Enjoy this excerpt from the Lean Business Report. Download the full report here.
Part of the beauty of applying Lean to knowledge work is its versatility. Teams in every department — from Software Development to Organizational Development, IT Operations to Marketing Operations — practice Lean in their daily work.
The workflows, organizational structures, work types, and associated challenges for each of these teams play out in diverse ways. Lean has universal applications, but it’s not universally applied in the same way. There are, however, some overarching trends: Flow is top priority, Kanban is king, and WIP (work in process) is the most common metric.
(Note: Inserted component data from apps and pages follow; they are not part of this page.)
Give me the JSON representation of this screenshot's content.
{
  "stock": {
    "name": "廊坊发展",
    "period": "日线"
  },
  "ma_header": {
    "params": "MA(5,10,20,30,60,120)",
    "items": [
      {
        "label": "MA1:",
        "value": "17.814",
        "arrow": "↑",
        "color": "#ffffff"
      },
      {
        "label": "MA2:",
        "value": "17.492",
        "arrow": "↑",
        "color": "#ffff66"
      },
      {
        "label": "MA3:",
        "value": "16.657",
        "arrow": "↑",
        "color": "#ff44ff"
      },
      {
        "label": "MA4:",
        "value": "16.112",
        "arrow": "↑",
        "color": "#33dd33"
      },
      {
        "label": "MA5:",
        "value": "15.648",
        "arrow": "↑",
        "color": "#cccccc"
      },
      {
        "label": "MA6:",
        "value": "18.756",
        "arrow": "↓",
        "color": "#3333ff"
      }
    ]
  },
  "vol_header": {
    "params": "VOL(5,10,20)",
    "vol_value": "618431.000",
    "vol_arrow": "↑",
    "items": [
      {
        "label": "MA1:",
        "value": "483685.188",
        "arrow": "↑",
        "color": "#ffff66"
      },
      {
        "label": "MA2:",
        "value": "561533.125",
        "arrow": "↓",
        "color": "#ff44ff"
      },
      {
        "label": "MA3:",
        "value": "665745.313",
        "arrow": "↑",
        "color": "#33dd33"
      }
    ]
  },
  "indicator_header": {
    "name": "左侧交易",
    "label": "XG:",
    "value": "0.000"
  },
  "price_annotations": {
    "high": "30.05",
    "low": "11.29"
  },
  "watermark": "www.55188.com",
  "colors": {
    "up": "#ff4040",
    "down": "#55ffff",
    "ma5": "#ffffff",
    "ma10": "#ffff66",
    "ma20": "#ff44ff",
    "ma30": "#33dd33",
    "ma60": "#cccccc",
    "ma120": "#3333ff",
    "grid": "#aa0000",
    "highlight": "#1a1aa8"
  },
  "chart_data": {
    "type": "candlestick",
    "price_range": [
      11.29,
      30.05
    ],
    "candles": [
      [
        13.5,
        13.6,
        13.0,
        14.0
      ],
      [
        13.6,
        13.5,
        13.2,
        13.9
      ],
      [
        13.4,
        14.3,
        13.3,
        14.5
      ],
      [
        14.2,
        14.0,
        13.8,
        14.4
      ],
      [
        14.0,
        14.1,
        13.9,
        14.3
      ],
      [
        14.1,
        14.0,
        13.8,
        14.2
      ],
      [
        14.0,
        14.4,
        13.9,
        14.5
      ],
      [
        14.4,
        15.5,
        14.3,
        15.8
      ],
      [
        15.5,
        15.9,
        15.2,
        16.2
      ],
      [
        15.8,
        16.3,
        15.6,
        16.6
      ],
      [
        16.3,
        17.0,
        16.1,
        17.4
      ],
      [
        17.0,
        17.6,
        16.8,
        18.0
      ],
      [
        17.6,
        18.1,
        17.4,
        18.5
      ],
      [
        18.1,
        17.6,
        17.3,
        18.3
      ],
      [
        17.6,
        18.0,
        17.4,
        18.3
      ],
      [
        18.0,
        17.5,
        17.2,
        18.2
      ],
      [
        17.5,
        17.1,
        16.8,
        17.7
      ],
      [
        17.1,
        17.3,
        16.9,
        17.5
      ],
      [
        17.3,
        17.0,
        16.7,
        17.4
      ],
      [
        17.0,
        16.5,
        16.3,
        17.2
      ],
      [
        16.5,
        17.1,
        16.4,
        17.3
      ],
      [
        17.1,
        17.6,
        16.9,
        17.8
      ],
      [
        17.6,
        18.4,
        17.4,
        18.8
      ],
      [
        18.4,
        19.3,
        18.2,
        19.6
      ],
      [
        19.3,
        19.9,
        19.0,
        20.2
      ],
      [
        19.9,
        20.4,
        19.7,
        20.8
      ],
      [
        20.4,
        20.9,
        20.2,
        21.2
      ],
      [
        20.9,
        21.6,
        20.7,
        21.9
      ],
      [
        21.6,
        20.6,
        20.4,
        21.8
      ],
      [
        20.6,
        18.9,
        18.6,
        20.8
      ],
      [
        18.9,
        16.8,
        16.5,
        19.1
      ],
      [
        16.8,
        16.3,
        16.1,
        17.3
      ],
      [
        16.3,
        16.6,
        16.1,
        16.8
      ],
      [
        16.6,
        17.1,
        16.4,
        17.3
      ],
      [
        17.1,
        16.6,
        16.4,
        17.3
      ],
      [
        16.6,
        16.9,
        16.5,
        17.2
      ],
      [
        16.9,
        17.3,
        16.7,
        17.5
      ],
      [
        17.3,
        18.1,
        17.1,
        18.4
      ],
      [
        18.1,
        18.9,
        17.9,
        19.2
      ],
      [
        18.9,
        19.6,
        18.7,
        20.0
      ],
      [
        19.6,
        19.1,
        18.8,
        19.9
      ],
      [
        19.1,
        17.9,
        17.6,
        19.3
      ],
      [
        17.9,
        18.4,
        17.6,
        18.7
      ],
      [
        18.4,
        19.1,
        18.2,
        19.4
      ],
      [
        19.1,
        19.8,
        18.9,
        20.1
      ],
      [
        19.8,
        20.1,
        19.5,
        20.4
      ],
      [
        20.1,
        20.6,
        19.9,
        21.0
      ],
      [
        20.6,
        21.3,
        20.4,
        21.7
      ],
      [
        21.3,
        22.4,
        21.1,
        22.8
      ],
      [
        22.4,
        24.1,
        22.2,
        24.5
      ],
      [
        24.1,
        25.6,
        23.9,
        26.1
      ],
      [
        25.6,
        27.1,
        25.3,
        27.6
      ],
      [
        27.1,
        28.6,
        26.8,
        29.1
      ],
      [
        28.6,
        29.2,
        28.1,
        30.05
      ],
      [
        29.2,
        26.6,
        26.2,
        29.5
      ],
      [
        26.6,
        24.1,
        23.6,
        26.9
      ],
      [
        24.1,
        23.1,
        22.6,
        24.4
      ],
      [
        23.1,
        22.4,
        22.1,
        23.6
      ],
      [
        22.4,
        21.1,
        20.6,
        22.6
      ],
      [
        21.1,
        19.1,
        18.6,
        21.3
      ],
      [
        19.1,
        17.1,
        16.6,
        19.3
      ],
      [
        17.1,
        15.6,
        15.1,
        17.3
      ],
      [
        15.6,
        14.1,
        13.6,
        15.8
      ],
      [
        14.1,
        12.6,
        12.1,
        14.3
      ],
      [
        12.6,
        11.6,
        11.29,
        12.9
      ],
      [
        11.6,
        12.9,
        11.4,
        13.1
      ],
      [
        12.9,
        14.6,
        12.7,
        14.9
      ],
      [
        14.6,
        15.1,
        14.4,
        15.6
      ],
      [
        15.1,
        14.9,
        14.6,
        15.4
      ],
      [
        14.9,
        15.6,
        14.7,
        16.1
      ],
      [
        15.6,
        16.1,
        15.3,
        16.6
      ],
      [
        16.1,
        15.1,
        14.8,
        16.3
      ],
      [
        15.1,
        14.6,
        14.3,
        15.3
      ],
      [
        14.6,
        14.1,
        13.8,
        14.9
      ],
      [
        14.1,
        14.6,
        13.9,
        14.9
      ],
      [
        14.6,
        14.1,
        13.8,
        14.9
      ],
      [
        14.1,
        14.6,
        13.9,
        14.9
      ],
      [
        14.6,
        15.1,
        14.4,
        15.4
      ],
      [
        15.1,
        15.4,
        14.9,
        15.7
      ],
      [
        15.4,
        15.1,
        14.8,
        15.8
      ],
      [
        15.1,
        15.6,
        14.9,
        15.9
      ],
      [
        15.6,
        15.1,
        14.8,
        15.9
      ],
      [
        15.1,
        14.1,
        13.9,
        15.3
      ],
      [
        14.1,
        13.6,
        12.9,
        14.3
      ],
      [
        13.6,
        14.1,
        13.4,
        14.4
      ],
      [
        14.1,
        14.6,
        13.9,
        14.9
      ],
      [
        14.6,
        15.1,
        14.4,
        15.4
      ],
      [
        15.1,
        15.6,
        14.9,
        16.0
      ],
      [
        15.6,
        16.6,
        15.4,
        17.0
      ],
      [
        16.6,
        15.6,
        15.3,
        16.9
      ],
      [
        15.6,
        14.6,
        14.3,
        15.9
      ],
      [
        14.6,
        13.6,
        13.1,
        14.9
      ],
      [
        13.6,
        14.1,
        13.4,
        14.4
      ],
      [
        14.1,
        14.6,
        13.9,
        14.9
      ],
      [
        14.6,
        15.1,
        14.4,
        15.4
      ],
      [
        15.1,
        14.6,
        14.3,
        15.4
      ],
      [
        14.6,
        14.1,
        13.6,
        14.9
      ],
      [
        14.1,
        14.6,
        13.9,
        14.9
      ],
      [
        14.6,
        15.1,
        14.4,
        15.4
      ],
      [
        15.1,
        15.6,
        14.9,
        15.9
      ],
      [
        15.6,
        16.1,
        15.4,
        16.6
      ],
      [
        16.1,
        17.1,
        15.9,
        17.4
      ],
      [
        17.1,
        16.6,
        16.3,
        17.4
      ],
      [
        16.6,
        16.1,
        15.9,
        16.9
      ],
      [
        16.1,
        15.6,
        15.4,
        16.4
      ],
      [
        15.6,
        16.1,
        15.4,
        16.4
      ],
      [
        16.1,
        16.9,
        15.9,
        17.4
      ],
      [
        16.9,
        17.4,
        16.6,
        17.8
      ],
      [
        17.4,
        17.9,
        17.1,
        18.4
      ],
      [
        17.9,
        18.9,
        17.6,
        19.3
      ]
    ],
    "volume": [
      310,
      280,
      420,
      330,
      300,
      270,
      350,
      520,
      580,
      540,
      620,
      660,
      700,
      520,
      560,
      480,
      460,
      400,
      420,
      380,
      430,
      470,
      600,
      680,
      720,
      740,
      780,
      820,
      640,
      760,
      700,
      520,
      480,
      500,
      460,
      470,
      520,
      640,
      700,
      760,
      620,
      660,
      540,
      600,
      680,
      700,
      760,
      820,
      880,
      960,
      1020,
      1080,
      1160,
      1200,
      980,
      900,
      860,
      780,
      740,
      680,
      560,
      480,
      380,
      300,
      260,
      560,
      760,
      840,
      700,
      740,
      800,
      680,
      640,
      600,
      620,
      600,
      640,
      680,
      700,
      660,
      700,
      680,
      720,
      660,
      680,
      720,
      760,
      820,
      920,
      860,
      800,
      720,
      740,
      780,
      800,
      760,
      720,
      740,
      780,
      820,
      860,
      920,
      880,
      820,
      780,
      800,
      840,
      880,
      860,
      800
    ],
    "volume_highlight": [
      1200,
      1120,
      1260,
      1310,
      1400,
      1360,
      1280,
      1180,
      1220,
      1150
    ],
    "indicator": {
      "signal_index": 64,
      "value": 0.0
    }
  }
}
When practicing continuous improvement, the only constant is change. For teams that have achieved moderate, predictable success by following the status quo, embracing this change can require a major paradigm shift. Resistance to change can come in the form of foot-dragging, sabotage, and even rebellion, and can have a toxic influence on your Lean implementation.
As a leader, it’s unlikely that you’ll be able to make everyone on your team completely comfortable with change. You’ll first have to identify the causes of their resistance, and find ways to move through them.
From there, you can do your part to minimize discomfort by giving your team opportunities to gain the autonomy, mastery, and purpose they need to stay motivated. Keep reading to learn why people resist change and how to motivate teams to embrace continuous improvement.